When not devouring books for Off the Shelf, I also moonlight as an aspiring novelist. A lot of my nonfiction reading begins as research for my writing, and this is how I’ve found some of my favorite memoirs. I started reading THE DISTANCE BETWEEN US to learn more about illegal immigration, but I was quickly enchanted by Reyna Grande’s beautiful and heartbreaking story of growing up with a splintered family between two countries.
Funny, heartbreaking, and lyrical, The Distance Between Us poignantly captures the confusion and contradictions of childhood, reminding us that the joys and sorrows we experience are imprinted on the heart forever, calling out to us of those places we first called home.
I know. I know. How have I made it this far in life without reading THE ABSOLUTELY TRUE DIARY OF A PART-TIME INDIAN? I’m not sure, but when I found a copy in a used bookstore, I snatched it up and read it within the next 24 hours. This story of a boy growing up on a reservation near Spokane while also attending school off the reservation is a must-read. It’s funny, and it’s impossible not to love the narrator’s doodles.
As a teenager, Junior is a skilled cartoonist growing up on the Spokane Indian Reservation. Determined to have a successful future, he attends an all-white farm-town high school where the only other Native American is the school mascot.
I’ve recently begun a hunt for more fantasy with strong female characters. In this novel, Breanna Skyborn, a soldier in training, stole my heart. Set in a world where the remains of humanity live on six islands floating over an endless ocean, soldiers fight a civil war in the skies.
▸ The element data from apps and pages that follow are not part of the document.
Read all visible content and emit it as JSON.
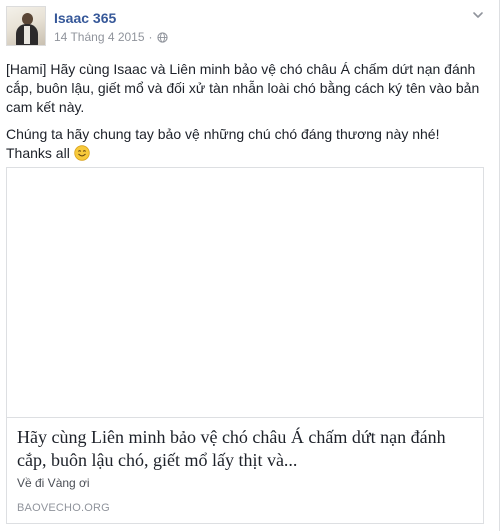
{
  "post": {
    "author": "Isaac 365",
    "date": "14 Tháng 4 2015",
    "separator": "·",
    "paragraph1": "[Hami] Hãy cùng Isaac và Liên minh bảo vệ chó châu Á chấm dứt nạn đánh cắp, buôn lậu, giết mổ và đối xử tàn nhẫn loài chó bằng cách ký tên vào bản cam kết này.",
    "paragraph2": "Chúng ta hãy chung tay bảo vệ những chú chó đáng thương này nhé! Thanks all"
  },
  "icons": {
    "privacy": "globe-icon",
    "menu": "chevron-down-icon",
    "emoji": "smiling-face-emoji"
  },
  "link_card": {
    "title": "Hãy cùng Liên minh bảo vệ chó châu Á chấm dứt nạn đánh cắp, buôn lậu chó, giết mổ lấy thịt và...",
    "description": "Về đi Vàng ơi",
    "domain": "BAOVECHO.ORG"
  },
  "colors": {
    "link": "#365899",
    "meta": "#90949c",
    "text": "#1d2129",
    "border": "#dddfe2"
  }
}
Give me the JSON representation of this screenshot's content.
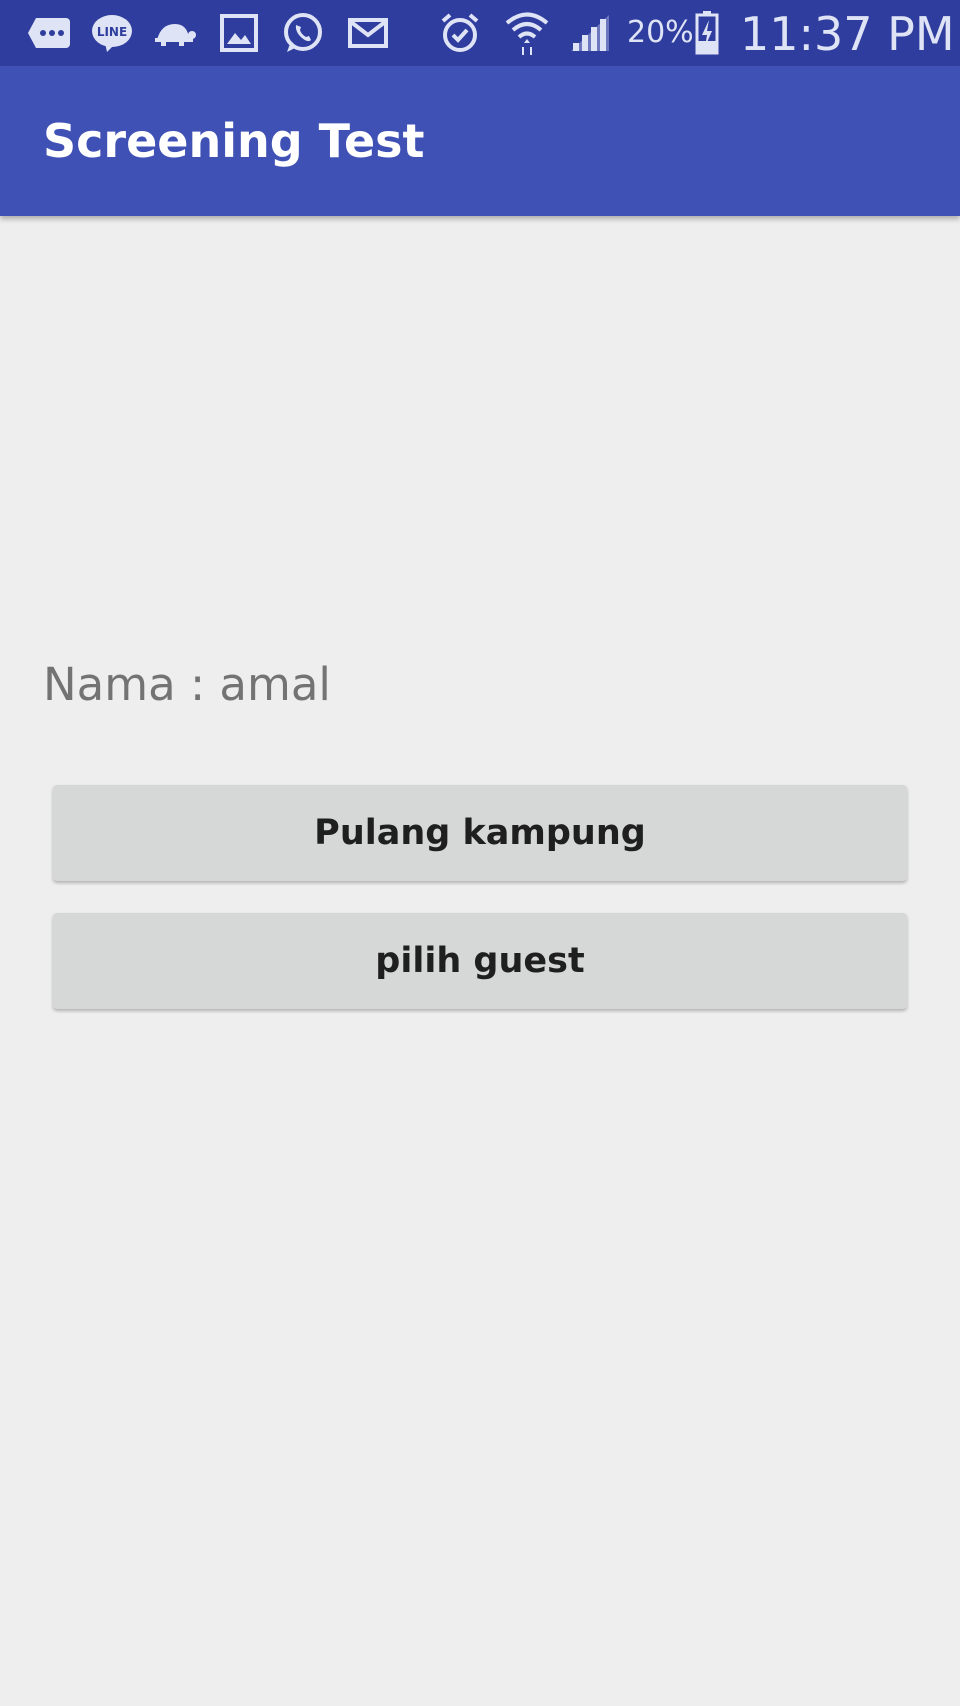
{
  "status_bar": {
    "icons": [
      "messages-icon",
      "line-icon",
      "turtle-icon",
      "gallery-icon",
      "whatsapp-icon",
      "email-icon",
      "alarm-icon",
      "wifi-icon",
      "signal-icon",
      "battery-charging-icon"
    ],
    "battery": "20%",
    "time": "11:37 PM",
    "color": "#2f3e9e"
  },
  "app_bar": {
    "title": "Screening Test",
    "color": "#3f51b5"
  },
  "main": {
    "name_label": "Nama : amal",
    "buttons": [
      {
        "label": "Pulang kampung"
      },
      {
        "label": "pilih guest"
      }
    ]
  }
}
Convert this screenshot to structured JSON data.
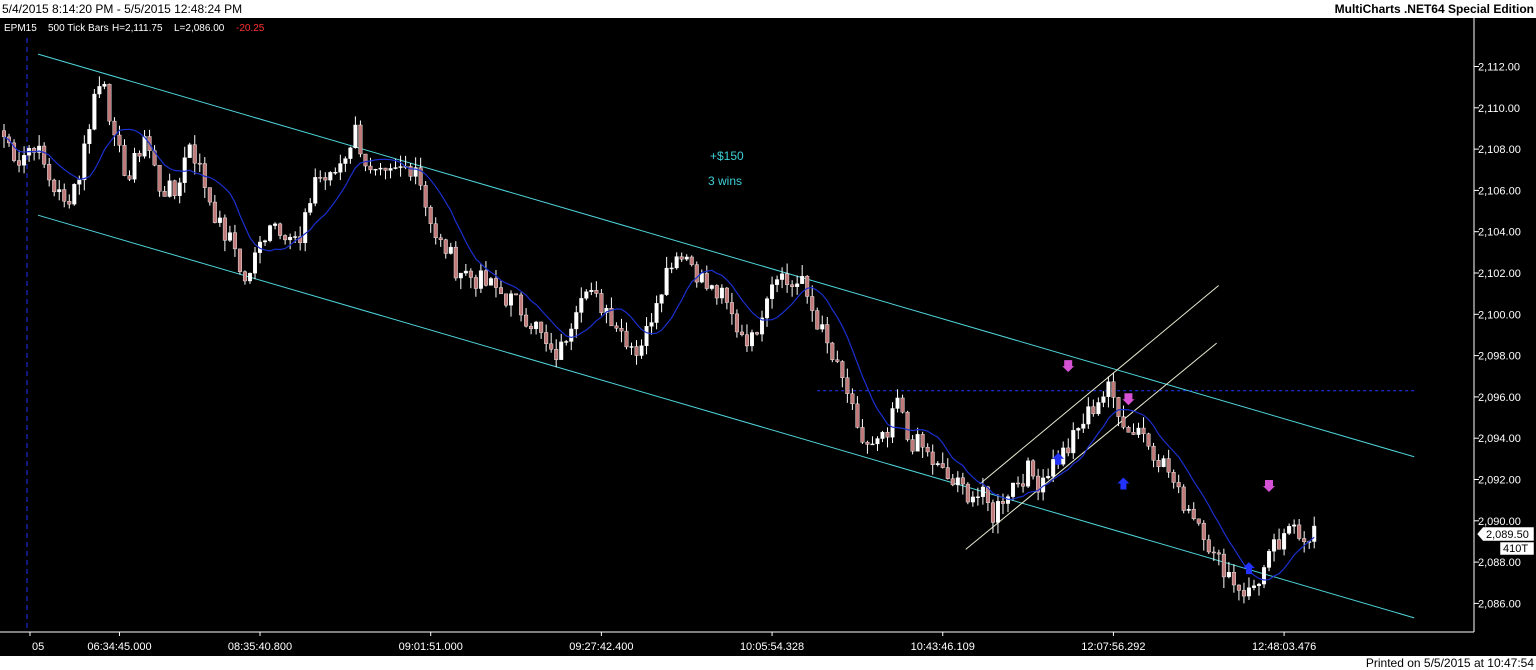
{
  "window": {
    "date_range": "5/4/2015 8:14:20 PM - 5/5/2015 12:48:24 PM",
    "app_name": "MultiCharts .NET64 Special Edition",
    "printed": "Printed on 5/5/2015 at 10:47:54"
  },
  "colors": {
    "background": "#000000",
    "channel": "#4fd6dc",
    "moving_average": "#1a2fd0",
    "candle_up": "#ffffff",
    "candle_down": "#c07a7a",
    "wick": "#ffffff",
    "short_arrow": "#d552d5",
    "long_arrow": "#2233ff",
    "pnl_text": "#3fd0d6",
    "subchannel": "#e7ebcf",
    "dotted_level": "#1f3cff"
  },
  "chart_data": {
    "type": "candlestick",
    "symbol": "EPM15",
    "bar_type": "500 Tick Bars",
    "high_label": "H=2,111.75",
    "low_label": "L=2,086.00",
    "change_label": "-20.25",
    "current_price": "2,089.50",
    "tick_count": "410T",
    "ylim": [
      2085,
      2113
    ],
    "y_ticks": [
      "2,112.00",
      "2,110.00",
      "2,108.00",
      "2,106.00",
      "2,104.00",
      "2,102.00",
      "2,100.00",
      "2,098.00",
      "2,096.00",
      "2,094.00",
      "2,092.00",
      "2,090.00",
      "2,088.00",
      "2,086.00"
    ],
    "y_tick_values": [
      2112,
      2110,
      2108,
      2106,
      2104,
      2102,
      2100,
      2098,
      2096,
      2094,
      2092,
      2090,
      2088,
      2086
    ],
    "x_ticks": [
      "05",
      "06:34:45.000",
      "08:35:40.800",
      "09:01:51.000",
      "09:27:42.400",
      "10:05:54.328",
      "10:43:46.109",
      "12:07:56.292",
      "12:48:03.476"
    ],
    "x_tick_bar_index": [
      0,
      23,
      51,
      85,
      119,
      153,
      187,
      221,
      255
    ],
    "bar_count": 262,
    "keypoints": [
      [
        0,
        2108.6
      ],
      [
        3,
        2107.5
      ],
      [
        6,
        2108.3
      ],
      [
        9,
        2106.6
      ],
      [
        12,
        2105.3
      ],
      [
        15,
        2106.8
      ],
      [
        18,
        2110.6
      ],
      [
        20,
        2111.5
      ],
      [
        22,
        2108.2
      ],
      [
        25,
        2106.6
      ],
      [
        28,
        2108.7
      ],
      [
        31,
        2106.2
      ],
      [
        34,
        2105.8
      ],
      [
        37,
        2108.4
      ],
      [
        40,
        2106.3
      ],
      [
        43,
        2104.2
      ],
      [
        46,
        2103.2
      ],
      [
        48,
        2101.5
      ],
      [
        50,
        2102.7
      ],
      [
        53,
        2104.6
      ],
      [
        56,
        2104.1
      ],
      [
        59,
        2103.3
      ],
      [
        62,
        2106.7
      ],
      [
        65,
        2106.5
      ],
      [
        68,
        2107.8
      ],
      [
        70,
        2108.9
      ],
      [
        73,
        2106.7
      ],
      [
        76,
        2106.5
      ],
      [
        79,
        2107.0
      ],
      [
        82,
        2107.3
      ],
      [
        84,
        2105.5
      ],
      [
        86,
        2103.5
      ],
      [
        88,
        2103.2
      ],
      [
        90,
        2102.3
      ],
      [
        94,
        2101.7
      ],
      [
        98,
        2101.2
      ],
      [
        102,
        2100.5
      ],
      [
        106,
        2099.4
      ],
      [
        109,
        2097.9
      ],
      [
        111,
        2098.3
      ],
      [
        113,
        2099.8
      ],
      [
        115,
        2101.3
      ],
      [
        117,
        2100.8
      ],
      [
        120,
        2100.3
      ],
      [
        123,
        2099.2
      ],
      [
        126,
        2098.3
      ],
      [
        128,
        2099.1
      ],
      [
        130,
        2100.9
      ],
      [
        133,
        2102.7
      ],
      [
        135,
        2103.1
      ],
      [
        137,
        2102.5
      ],
      [
        140,
        2101.3
      ],
      [
        143,
        2100.8
      ],
      [
        146,
        2099.4
      ],
      [
        149,
        2098.7
      ],
      [
        152,
        2101.1
      ],
      [
        154,
        2102.2
      ],
      [
        156,
        2101.5
      ],
      [
        159,
        2101.4
      ],
      [
        162,
        2099.7
      ],
      [
        165,
        2097.8
      ],
      [
        168,
        2096.2
      ],
      [
        170,
        2094.1
      ],
      [
        173,
        2093.5
      ],
      [
        176,
        2094.0
      ],
      [
        178,
        2095.8
      ],
      [
        180,
        2094.0
      ],
      [
        183,
        2093.5
      ],
      [
        186,
        2092.5
      ],
      [
        189,
        2091.8
      ],
      [
        192,
        2091.4
      ],
      [
        195,
        2091.1
      ],
      [
        197,
        2090.3
      ],
      [
        199,
        2091.2
      ],
      [
        201,
        2091.8
      ],
      [
        204,
        2092.4
      ],
      [
        206,
        2091.9
      ],
      [
        209,
        2092.8
      ],
      [
        212,
        2093.5
      ],
      [
        215,
        2094.8
      ],
      [
        218,
        2095.9
      ],
      [
        220,
        2096.3
      ],
      [
        222,
        2095.5
      ],
      [
        224,
        2094.3
      ],
      [
        226,
        2094.6
      ],
      [
        228,
        2093.8
      ],
      [
        230,
        2093.1
      ],
      [
        232,
        2092.4
      ],
      [
        234,
        2091.2
      ],
      [
        237,
        2090.4
      ],
      [
        239,
        2089.6
      ],
      [
        241,
        2088.2
      ],
      [
        243,
        2087.8
      ],
      [
        246,
        2086.8
      ],
      [
        248,
        2086.5
      ],
      [
        251,
        2087.6
      ],
      [
        253,
        2088.6
      ],
      [
        255,
        2088.9
      ],
      [
        257,
        2089.9
      ],
      [
        259,
        2089.3
      ],
      [
        261,
        2089.5
      ]
    ],
    "bar_high": 2111.75,
    "bar_low": 2086.0,
    "annotations": {
      "pnl": "+$150",
      "wins": "3 wins"
    },
    "channel_upper": [
      [
        2,
        2112.6
      ],
      [
        259,
        2093.1
      ]
    ],
    "channel_lower": [
      [
        2,
        2104.8
      ],
      [
        259,
        2085.3
      ]
    ],
    "subchannel_upper": [
      [
        188,
        2091.2
      ],
      [
        232,
        2101.2
      ]
    ],
    "subchannel_lower": [
      [
        186,
        2089.1
      ],
      [
        232,
        2098.8
      ]
    ],
    "dotted_level": {
      "value": 2096.3,
      "from_bar": 156,
      "to_bar": 262
    },
    "short_signals": [
      {
        "bar": 210,
        "price": 2097.1
      },
      {
        "bar": 222,
        "price": 2095.5
      },
      {
        "bar": 250,
        "price": 2091.3
      }
    ],
    "long_signals": [
      {
        "bar": 208,
        "price": 2093.2
      },
      {
        "bar": 221,
        "price": 2092.0
      },
      {
        "bar": 246,
        "price": 2087.9
      }
    ],
    "vertical_marker_bar": 1
  }
}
The first novel centers mainly on Breanna and her twin brother, Kael, during their training and first battles, and I look forward to seeing how these characters will grow in the rest of the series. (Side note, I listened to the audiobook for this one, and it was highly entertaining during my long hours on the bus.)